WHAT TO WORK ON
A line belongs in the answer if it contains "time"; copy every such line from the entries below.

THE INPUT
-*-

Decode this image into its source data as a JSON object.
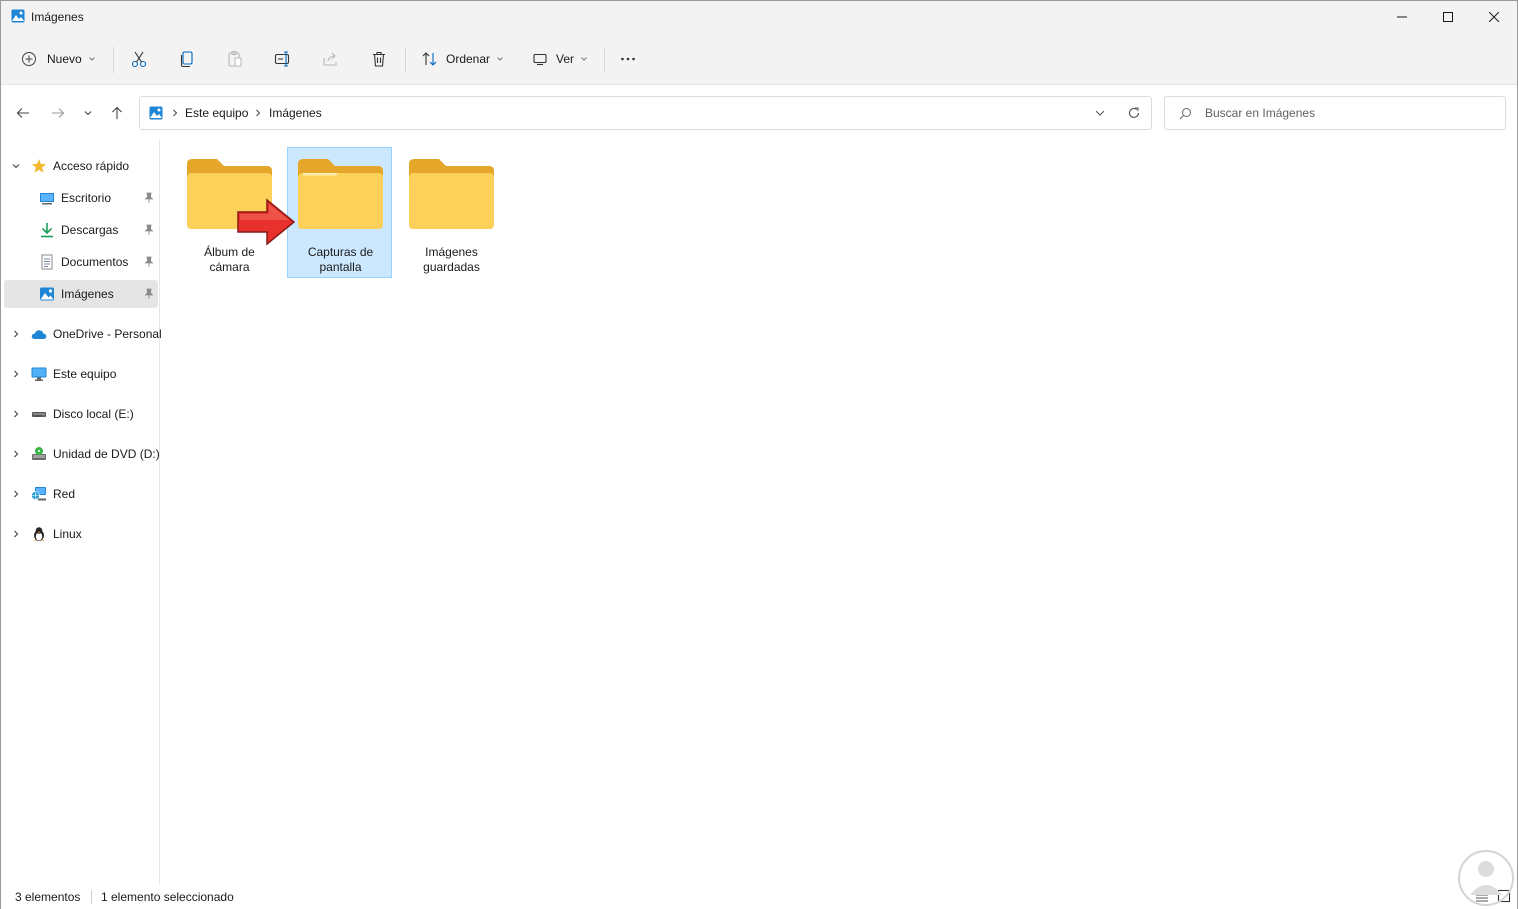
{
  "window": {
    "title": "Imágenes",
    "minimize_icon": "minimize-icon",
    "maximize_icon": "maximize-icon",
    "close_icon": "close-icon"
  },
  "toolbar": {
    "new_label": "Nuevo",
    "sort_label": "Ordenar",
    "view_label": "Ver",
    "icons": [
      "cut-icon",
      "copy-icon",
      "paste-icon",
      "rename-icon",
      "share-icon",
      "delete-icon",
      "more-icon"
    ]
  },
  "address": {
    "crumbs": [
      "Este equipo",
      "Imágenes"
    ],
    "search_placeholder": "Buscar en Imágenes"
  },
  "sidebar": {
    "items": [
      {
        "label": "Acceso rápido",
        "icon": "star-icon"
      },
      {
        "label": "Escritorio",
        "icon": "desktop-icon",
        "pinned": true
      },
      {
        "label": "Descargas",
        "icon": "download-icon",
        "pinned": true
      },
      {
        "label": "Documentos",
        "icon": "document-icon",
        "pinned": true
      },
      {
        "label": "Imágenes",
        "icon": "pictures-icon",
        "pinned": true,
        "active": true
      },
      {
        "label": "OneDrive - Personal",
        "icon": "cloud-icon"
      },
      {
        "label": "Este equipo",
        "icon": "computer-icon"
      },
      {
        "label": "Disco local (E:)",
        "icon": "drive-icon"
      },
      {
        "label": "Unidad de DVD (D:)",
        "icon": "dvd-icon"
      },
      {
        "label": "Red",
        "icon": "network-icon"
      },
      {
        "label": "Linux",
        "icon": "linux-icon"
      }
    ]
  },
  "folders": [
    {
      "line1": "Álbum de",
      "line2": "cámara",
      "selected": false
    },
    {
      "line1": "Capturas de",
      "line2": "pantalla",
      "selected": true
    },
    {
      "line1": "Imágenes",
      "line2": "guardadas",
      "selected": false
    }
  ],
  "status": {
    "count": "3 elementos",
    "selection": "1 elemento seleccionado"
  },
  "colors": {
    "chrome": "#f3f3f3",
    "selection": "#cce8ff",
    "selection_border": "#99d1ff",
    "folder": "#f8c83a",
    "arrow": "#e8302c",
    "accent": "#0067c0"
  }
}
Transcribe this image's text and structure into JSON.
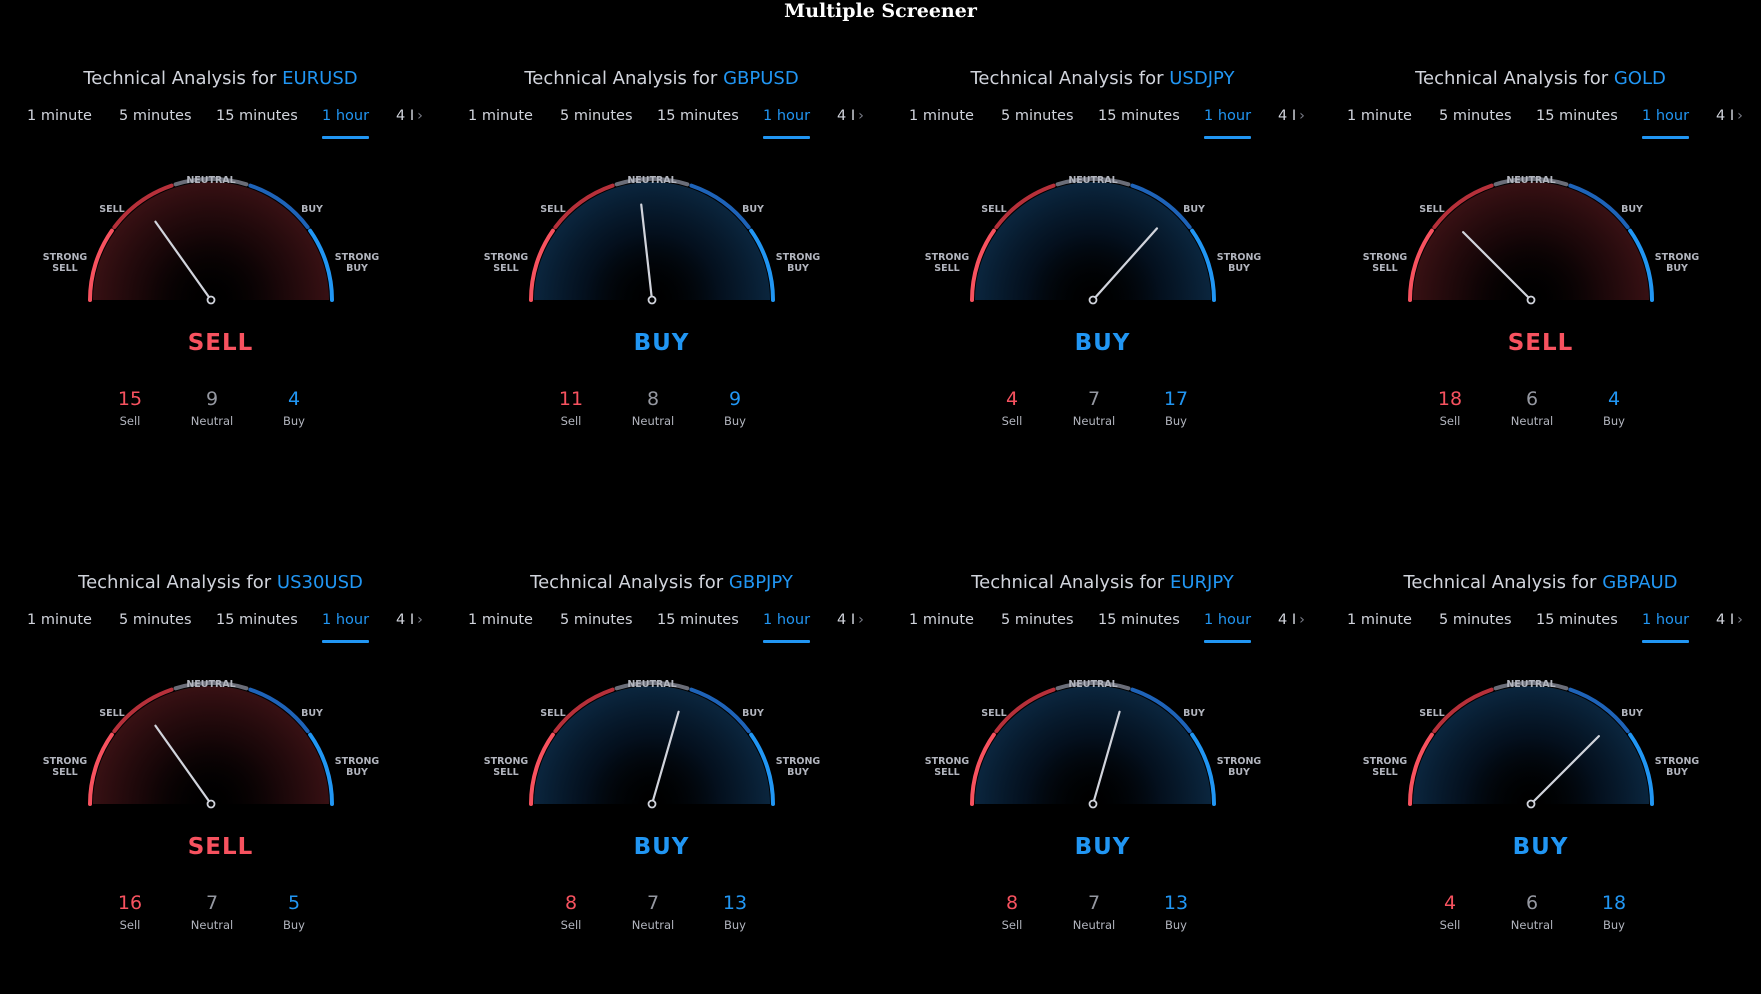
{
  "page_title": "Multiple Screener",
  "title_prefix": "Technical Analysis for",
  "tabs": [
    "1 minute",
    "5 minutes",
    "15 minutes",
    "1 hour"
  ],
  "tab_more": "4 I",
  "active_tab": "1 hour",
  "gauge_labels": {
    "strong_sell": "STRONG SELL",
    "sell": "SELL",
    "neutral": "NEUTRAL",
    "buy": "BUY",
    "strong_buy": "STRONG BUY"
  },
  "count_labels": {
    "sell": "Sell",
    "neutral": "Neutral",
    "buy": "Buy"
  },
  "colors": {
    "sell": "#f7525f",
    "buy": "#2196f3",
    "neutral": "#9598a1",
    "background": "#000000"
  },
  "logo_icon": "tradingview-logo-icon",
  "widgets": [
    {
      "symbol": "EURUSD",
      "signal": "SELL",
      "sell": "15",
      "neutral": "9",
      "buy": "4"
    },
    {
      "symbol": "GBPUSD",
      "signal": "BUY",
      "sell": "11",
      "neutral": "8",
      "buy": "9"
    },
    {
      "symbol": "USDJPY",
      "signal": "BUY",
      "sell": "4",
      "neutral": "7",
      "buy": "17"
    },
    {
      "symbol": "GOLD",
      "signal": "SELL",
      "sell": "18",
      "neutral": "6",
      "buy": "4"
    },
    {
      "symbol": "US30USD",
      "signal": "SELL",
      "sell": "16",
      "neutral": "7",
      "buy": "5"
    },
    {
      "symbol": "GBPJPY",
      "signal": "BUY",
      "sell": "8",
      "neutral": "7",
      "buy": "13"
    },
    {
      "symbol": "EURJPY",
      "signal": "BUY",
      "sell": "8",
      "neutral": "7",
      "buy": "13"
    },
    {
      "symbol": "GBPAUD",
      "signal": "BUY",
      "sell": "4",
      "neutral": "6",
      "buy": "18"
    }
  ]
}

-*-

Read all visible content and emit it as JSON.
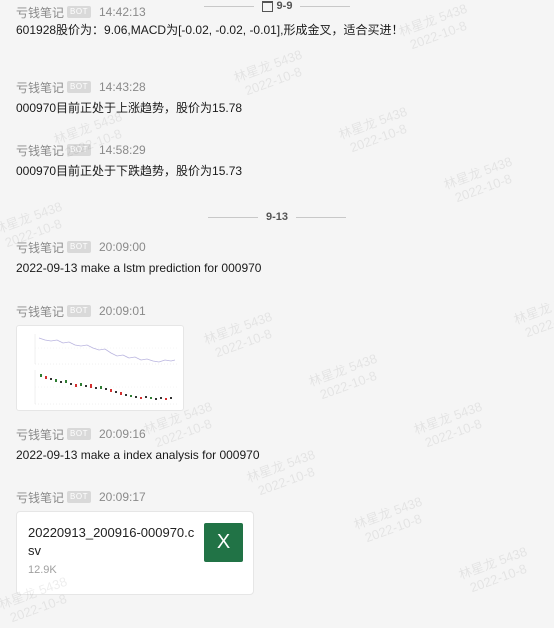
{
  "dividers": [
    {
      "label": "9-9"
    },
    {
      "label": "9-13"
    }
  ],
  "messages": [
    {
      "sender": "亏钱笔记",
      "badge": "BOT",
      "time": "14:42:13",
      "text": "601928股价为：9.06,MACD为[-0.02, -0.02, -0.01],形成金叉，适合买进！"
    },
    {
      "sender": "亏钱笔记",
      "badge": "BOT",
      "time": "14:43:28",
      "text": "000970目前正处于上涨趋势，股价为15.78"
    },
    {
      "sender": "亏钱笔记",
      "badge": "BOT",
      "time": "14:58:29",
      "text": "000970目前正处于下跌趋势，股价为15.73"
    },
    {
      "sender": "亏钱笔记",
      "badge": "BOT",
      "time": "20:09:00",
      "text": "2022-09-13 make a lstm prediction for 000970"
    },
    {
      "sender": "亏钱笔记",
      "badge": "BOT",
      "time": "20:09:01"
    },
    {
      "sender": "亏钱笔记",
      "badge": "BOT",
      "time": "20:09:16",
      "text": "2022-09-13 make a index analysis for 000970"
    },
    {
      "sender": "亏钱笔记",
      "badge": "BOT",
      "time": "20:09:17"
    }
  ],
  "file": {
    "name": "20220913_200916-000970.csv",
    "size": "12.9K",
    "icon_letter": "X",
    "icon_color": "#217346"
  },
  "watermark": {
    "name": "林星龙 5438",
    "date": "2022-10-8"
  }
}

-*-

RESPONSE BELOW
      "time": "14:42:13",
      "time": "14:43:28",
      "time": "14:58:29",
      "time": "20:09:00",
      "time": "20:09:01"
      "time": "20:09:16",
      "time": "20:09:17"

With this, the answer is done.